In a Facebook chat, Clinton was asked by a Washington Post reporter what she would have said to the activists at Netroots Nation, which the former Secretary of State declined to attend.
“Black lives matter. Everyone in this country should stand firmly behind that,” she replied. “We need to acknowledge some hard truths about race and justice in this country, and one of those hard truths is that that racial inequality is not merely a symptom of economic inequality. Black people across America still experience racism every day.”
In her response, Clinton also cited body cameras for police, reforms to the nation’s prison system, a push for expanded voting rights and universal early childhood education as issues that she will tackle in order to address structural racism.
The comments by Clinton Monday represent something a do-over for the 2016 presidential contender. Last month, she was criticized for saying the phrase "all lives matter" at a historic black church in Missouri.
Her remarks in the Facebook chat appeared to be a contrast to responses from Democratic presidential candidates Martin O’Malley and Bernie Sanders, who both faced jeers from the protesters at the conference on Saturday.
O’Malley was booed for telling demonstrators “Black lives matter. White lives matter. All lives matter."
Activists in the protest movement say that statements like “all lives matter” take away from a specific focus on the violence that African Americans have faced at the hands of police.
O’Malley later apologized for his statement, saying “I did not understand the tremendous passion, commitment and feeling and depth of feeling that all of us should be attaching to this issue.”
Sanders, who is generally viewed as a favorite of the Netroots Nation community, also faced complaints and shouting from protesters as he tried to deliver a speech largely focused on economic inequality.

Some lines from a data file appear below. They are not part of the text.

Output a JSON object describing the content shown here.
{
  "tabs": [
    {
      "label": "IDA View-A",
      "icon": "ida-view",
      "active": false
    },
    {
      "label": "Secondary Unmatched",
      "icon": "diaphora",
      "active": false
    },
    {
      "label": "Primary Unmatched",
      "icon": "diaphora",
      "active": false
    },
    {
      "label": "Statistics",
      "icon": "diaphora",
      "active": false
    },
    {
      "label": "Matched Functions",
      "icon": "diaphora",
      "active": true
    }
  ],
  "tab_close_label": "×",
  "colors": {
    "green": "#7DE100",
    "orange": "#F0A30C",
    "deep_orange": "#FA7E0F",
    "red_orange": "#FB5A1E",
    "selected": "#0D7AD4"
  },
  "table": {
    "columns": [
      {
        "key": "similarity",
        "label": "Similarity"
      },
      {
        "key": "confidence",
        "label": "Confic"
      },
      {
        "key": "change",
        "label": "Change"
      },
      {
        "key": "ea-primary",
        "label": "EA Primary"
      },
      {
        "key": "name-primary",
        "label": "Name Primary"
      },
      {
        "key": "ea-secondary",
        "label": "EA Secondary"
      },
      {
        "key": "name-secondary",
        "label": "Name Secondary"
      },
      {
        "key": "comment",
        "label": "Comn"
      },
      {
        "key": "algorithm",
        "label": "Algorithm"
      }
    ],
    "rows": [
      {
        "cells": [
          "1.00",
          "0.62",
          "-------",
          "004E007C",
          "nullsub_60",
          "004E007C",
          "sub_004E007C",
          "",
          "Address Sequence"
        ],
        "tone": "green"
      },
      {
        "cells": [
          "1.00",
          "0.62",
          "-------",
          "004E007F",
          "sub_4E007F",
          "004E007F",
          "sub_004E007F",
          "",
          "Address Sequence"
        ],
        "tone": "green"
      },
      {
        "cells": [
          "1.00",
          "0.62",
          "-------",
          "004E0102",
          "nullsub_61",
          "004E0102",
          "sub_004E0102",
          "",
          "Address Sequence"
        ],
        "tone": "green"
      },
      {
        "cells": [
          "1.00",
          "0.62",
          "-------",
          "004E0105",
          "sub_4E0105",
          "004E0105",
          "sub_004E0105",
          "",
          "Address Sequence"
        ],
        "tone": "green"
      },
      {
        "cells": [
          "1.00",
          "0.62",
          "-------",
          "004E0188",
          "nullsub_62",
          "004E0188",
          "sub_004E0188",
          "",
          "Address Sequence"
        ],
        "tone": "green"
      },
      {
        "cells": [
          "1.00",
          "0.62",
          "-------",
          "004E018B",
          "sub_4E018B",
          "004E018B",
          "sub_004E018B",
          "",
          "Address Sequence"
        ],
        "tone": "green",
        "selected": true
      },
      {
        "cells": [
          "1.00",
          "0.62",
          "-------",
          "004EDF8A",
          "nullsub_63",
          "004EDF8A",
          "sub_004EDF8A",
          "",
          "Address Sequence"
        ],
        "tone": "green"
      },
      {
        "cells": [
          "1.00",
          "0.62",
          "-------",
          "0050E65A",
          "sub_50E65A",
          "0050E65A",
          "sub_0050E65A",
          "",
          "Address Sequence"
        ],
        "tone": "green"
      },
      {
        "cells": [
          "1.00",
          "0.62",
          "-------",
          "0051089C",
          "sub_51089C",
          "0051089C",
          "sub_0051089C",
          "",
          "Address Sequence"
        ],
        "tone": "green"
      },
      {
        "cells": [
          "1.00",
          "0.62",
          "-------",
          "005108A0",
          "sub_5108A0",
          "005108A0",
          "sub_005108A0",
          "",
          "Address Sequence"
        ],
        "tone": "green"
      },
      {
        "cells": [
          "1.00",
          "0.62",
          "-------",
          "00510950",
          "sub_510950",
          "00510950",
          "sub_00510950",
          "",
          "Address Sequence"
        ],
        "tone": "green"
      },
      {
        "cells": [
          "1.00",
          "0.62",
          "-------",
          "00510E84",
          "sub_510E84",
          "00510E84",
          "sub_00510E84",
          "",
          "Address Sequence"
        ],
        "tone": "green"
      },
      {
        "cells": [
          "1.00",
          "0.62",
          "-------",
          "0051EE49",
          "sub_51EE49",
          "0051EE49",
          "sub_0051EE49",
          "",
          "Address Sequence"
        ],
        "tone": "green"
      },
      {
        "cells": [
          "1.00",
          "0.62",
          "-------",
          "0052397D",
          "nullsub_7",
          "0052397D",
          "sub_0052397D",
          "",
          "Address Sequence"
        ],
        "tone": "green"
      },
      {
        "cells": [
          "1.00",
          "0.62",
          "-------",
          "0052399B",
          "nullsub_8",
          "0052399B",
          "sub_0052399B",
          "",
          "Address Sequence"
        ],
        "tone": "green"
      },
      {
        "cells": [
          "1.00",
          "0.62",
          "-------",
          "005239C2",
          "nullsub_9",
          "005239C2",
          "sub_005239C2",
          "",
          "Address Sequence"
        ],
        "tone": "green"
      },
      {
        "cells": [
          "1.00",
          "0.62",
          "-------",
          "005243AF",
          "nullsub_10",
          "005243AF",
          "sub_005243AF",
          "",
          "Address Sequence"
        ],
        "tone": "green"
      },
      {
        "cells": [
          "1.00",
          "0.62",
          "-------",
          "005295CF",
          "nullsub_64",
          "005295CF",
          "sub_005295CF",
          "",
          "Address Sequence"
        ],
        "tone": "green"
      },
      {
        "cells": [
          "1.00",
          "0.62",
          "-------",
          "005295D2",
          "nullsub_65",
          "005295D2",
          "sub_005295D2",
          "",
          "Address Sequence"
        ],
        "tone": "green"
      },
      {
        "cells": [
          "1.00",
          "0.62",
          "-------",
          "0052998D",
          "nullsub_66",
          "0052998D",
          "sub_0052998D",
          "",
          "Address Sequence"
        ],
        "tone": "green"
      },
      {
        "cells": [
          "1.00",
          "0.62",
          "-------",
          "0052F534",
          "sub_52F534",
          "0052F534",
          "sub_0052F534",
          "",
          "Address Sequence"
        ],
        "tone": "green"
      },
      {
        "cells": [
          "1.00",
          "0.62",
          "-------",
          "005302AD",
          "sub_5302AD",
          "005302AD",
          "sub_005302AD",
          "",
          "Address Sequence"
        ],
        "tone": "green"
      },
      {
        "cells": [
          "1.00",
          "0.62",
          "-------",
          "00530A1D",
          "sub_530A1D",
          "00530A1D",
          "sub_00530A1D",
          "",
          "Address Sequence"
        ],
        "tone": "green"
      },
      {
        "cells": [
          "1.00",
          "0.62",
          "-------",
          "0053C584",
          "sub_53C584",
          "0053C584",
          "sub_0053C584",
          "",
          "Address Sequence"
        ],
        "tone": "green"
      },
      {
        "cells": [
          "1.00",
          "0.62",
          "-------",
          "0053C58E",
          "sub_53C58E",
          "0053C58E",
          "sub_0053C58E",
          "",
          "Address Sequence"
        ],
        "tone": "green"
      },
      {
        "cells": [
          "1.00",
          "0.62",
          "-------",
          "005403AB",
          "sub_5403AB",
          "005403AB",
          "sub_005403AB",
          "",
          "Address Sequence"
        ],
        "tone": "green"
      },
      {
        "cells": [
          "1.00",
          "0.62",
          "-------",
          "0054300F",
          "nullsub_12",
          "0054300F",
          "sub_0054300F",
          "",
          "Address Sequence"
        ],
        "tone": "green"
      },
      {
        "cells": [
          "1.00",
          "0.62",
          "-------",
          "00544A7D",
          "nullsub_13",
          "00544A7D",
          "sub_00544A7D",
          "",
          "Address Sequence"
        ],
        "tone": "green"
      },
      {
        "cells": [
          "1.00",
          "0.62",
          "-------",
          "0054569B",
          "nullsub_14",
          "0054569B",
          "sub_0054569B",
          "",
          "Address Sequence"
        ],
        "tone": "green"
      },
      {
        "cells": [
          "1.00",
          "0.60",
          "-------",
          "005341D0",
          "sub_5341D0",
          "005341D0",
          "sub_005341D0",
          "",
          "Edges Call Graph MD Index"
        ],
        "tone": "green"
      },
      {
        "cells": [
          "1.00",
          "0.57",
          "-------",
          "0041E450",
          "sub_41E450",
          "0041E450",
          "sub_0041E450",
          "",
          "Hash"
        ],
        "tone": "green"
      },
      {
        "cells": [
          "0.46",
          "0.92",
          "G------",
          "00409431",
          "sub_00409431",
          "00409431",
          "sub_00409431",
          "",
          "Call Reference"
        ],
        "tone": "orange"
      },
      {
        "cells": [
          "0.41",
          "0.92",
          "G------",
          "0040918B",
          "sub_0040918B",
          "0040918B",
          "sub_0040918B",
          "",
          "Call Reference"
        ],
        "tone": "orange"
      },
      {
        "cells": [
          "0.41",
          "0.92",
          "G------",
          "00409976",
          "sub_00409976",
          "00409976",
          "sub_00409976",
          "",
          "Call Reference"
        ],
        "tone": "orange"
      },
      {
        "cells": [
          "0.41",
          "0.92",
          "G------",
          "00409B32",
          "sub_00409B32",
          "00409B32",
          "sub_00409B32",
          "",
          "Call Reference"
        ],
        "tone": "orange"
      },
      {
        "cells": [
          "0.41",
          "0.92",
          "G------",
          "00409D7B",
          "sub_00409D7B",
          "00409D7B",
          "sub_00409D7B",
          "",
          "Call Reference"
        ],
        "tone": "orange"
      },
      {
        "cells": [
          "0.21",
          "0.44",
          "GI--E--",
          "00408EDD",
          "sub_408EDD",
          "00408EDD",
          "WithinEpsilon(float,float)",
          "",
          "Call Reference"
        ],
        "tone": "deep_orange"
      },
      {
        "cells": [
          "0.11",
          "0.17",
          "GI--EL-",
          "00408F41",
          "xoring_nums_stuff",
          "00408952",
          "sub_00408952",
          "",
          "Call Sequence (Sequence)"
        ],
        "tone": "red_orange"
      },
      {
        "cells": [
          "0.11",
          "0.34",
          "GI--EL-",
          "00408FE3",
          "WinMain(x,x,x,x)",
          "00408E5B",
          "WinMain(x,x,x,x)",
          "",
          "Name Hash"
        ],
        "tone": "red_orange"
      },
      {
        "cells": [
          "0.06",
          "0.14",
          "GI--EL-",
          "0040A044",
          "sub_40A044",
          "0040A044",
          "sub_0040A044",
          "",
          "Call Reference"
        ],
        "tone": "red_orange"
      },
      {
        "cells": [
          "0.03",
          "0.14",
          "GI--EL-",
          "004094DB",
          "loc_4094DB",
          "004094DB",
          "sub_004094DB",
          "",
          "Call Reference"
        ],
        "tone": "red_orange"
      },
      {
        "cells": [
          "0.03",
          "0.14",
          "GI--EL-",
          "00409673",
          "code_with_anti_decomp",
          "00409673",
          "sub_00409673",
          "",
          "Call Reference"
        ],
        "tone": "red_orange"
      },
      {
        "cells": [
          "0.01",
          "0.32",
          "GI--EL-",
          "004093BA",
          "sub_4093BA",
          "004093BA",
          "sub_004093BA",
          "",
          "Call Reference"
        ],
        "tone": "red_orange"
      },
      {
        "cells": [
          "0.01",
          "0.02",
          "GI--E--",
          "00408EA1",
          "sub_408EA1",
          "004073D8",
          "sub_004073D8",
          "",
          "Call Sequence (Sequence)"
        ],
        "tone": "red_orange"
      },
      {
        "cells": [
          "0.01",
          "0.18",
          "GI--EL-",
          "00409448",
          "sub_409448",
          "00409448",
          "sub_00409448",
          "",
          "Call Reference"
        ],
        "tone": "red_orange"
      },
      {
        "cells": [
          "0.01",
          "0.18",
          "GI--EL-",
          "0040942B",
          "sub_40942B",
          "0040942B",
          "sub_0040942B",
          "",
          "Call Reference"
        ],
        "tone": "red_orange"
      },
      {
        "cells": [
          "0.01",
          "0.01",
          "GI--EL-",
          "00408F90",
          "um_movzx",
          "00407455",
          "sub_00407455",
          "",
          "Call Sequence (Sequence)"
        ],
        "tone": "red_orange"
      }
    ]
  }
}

“Black lives, of course, matter. I spent 50 years of my life fighting for civil rights and for dignity,” he said.